Descriptions of the data structures that make up a Mach-O file. You can find this information in OS X ABI Mach-O File Format Reference.
If you are loading code at runtime but cannot or do not wish to use the
CFBundleopaque type or the
NSBundleclass, you should refer to OS X ABI Dynamic Loader Reference.
The GCC C++ application binary interface—the specification of C++ class member layout, function/method name mangling, and related C++ issues. This information is documented for GCC 3.0 and later at http://www.codesourcery.com/cxx-abi/abi.html.
The GCC Objective-C data structures and dynamic runtime functions. For this information, see The Objective-C Programming Language.
The runtime environment of the OS X kernel, Darwin.
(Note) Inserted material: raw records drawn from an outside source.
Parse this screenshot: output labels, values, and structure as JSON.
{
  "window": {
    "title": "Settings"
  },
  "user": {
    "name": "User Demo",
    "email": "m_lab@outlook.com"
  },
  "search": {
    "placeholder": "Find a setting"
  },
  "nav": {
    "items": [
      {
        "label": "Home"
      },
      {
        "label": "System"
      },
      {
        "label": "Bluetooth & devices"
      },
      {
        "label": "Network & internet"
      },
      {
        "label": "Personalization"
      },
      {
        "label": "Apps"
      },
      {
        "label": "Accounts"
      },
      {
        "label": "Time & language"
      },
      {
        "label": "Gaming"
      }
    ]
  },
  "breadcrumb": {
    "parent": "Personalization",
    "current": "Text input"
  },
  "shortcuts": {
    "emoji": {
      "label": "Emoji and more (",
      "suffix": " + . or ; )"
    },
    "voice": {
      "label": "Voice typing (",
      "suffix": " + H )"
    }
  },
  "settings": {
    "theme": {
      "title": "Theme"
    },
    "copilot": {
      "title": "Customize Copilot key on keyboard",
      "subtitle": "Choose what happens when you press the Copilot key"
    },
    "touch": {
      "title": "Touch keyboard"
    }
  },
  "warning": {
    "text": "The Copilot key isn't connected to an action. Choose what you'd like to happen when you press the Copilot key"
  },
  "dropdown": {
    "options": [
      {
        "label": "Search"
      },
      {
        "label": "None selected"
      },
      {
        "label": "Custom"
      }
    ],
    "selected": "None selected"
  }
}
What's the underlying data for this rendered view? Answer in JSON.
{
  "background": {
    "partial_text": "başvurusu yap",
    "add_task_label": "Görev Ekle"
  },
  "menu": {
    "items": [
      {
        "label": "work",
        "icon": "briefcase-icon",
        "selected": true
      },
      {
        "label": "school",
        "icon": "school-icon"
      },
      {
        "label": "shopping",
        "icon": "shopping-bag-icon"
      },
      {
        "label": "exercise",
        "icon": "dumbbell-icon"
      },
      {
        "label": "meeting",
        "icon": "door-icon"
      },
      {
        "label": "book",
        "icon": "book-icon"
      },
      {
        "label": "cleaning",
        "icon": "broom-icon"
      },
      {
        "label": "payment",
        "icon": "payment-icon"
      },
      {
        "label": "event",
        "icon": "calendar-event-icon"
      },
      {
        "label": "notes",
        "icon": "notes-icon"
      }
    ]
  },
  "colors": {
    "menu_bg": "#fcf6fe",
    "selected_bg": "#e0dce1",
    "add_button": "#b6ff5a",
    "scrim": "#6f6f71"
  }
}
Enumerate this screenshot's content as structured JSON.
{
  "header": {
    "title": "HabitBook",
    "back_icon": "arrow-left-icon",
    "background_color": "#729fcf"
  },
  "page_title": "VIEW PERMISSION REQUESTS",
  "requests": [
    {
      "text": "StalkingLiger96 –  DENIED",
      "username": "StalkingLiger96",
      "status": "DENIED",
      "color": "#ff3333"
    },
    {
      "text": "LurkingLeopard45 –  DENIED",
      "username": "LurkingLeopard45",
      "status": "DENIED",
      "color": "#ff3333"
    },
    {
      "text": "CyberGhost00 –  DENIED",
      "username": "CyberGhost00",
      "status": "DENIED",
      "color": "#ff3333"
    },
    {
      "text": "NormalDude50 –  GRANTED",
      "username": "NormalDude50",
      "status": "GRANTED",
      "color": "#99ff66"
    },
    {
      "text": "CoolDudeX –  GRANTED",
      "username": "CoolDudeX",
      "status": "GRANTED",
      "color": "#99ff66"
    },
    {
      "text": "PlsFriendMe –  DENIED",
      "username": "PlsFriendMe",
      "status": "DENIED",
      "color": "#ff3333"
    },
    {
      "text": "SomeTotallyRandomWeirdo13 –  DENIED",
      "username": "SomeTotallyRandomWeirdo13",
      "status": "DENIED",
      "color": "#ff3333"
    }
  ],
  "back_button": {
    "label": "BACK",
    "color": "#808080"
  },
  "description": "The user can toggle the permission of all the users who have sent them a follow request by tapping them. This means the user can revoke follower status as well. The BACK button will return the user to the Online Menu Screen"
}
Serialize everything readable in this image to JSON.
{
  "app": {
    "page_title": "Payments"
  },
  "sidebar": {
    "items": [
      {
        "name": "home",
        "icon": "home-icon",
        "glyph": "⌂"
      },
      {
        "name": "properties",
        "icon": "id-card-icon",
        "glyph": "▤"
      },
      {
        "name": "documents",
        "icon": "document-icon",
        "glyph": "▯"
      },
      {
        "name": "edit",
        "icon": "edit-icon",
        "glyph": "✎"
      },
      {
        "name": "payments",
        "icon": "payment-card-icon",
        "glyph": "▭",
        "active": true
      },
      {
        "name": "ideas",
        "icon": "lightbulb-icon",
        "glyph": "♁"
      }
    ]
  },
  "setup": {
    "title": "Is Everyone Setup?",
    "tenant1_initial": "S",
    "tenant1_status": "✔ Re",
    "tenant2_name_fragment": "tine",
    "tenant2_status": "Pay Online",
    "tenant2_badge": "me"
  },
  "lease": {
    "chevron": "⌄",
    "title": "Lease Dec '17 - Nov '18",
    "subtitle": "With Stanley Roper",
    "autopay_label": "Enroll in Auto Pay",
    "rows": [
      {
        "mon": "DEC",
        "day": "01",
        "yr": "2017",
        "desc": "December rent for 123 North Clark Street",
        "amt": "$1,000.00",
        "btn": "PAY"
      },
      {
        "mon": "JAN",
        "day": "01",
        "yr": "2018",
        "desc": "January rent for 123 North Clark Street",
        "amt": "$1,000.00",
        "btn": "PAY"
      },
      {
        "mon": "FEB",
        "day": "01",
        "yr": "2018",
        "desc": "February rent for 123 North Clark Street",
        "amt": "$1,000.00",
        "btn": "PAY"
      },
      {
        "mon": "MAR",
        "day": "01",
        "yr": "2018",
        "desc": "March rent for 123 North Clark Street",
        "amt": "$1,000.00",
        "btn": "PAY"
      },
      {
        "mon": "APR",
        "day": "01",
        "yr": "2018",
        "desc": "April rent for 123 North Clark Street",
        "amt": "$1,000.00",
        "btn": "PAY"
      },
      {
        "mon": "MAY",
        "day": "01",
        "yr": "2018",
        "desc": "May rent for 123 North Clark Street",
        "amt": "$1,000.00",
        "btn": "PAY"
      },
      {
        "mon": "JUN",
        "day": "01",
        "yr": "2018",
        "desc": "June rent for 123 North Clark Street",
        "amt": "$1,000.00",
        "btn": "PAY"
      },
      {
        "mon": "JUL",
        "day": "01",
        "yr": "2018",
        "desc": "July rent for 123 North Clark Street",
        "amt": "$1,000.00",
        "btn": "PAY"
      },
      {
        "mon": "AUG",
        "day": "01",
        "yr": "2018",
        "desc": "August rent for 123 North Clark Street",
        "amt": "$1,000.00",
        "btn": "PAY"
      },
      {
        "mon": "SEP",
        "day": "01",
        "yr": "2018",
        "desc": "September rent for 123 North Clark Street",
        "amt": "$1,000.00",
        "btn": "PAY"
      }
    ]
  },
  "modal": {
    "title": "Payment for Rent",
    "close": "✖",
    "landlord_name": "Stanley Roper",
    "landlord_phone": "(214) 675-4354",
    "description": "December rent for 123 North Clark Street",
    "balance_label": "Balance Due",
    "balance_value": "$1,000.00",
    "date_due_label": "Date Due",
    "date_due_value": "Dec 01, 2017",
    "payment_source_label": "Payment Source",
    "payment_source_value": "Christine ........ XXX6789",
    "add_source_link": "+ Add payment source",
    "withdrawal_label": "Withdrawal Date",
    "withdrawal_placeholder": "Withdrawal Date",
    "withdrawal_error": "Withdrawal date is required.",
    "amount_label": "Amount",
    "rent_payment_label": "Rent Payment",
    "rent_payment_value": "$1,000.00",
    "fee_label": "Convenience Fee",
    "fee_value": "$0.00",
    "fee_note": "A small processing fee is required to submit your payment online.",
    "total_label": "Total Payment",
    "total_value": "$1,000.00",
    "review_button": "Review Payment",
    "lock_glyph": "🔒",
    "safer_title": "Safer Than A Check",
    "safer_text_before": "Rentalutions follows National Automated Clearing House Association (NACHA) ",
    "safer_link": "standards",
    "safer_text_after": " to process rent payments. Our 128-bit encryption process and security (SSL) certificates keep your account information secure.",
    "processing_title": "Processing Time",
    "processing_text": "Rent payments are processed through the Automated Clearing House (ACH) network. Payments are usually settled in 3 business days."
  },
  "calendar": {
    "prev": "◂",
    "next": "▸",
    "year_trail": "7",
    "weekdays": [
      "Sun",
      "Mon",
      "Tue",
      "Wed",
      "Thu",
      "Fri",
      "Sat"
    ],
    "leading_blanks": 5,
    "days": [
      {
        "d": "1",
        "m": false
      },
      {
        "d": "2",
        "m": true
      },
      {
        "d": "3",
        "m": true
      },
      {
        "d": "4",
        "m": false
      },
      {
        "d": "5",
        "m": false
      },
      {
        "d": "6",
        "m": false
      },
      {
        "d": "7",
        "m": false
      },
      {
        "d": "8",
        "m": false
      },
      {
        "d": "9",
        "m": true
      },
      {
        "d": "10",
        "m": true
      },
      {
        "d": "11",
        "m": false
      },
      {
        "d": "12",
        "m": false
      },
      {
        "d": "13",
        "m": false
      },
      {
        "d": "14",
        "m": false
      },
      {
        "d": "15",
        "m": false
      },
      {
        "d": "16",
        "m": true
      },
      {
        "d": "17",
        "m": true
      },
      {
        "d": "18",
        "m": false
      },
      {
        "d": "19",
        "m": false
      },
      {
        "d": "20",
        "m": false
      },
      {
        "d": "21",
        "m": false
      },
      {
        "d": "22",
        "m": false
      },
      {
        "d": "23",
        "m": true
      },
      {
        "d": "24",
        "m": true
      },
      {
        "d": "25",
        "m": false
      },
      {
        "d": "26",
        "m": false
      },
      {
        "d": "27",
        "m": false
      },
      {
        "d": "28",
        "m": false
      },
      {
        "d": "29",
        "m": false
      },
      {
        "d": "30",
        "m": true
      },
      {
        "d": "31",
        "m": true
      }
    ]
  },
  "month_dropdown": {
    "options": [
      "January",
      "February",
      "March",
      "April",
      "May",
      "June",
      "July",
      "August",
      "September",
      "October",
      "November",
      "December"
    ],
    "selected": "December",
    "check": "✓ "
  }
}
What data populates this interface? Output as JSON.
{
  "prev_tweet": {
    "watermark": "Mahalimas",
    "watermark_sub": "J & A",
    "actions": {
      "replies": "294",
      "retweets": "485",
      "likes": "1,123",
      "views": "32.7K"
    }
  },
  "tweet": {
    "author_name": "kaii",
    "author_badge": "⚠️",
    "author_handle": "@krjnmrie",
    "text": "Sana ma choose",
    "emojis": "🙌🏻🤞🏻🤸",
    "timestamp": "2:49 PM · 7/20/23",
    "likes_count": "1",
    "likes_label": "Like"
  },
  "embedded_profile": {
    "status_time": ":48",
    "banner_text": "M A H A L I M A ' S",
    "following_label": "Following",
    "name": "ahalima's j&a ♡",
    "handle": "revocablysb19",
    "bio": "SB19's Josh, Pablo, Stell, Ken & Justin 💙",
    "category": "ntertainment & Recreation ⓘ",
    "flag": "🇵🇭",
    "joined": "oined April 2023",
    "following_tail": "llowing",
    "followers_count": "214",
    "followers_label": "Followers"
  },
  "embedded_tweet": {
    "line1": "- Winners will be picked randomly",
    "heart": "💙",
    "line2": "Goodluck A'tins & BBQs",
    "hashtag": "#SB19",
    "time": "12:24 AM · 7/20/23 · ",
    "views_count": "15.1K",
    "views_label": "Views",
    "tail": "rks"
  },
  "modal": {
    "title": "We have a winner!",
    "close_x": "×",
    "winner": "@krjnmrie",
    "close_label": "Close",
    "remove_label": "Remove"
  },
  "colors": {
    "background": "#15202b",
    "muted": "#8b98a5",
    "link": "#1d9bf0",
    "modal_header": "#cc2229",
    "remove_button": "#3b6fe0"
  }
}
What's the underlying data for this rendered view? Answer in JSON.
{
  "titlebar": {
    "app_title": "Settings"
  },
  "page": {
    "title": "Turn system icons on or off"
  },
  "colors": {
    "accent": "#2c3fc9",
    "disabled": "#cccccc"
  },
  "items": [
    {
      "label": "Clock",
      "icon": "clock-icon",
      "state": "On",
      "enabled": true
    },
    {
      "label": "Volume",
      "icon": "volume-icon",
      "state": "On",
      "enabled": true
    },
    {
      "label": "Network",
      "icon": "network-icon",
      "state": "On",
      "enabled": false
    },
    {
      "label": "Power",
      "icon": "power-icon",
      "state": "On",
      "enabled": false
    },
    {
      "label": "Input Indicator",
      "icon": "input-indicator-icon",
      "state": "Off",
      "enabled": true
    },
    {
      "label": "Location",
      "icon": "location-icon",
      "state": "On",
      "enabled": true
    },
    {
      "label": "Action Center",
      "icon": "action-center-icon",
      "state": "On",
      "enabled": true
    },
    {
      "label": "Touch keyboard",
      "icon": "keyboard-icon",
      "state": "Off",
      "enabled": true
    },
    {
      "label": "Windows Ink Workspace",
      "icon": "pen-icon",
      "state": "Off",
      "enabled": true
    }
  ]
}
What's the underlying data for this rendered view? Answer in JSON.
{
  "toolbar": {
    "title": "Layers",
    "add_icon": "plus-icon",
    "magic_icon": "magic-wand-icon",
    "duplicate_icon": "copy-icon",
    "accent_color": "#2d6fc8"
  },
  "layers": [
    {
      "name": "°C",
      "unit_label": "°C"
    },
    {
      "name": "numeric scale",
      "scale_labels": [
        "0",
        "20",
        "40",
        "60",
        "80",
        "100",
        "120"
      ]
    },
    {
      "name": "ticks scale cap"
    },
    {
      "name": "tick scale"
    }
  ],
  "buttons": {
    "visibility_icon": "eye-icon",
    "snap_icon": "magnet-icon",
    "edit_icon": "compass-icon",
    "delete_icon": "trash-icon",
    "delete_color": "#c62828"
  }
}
See Mac Technology Overview for more information.
Source code from the Darwin project can be downloaded from http://developer.apple.com/darwin/.
You might also find the following books useful in conjunction with this document:
Mac OS Runtime Architectures, Apple Computer, Inc. Available at http://developer.apple.com/tools/mpw-tools/books.html. Documents the classic 68K segment loader architecture, as well as the Code Fragment Manager Preferred Executable executable format used with classic PowerPC applications and with many Carbon applications.
Linkers and Loaders, John R. Levine, Morgan Kaufmann, 2000, ISBN 1-55860-496-0. Describes the workings and operation of standard linkers from the earliest program loaders to the present dynamic link editors. Among the contents of this book are discussions of the classic BSD
a.outformat, the Executable and Linking Format (ELF) preferred by many current operating systems, the IBM System/360 linker output format, and the Microsoft Portable Executable (PE) format.
System V Application Binary Interface AMD64 Architecture Processor Supplement. Found at http://www.x86-64.org/documentation, this document describes the System V x86-64 environment, on which the OS X x86-64 environment is based.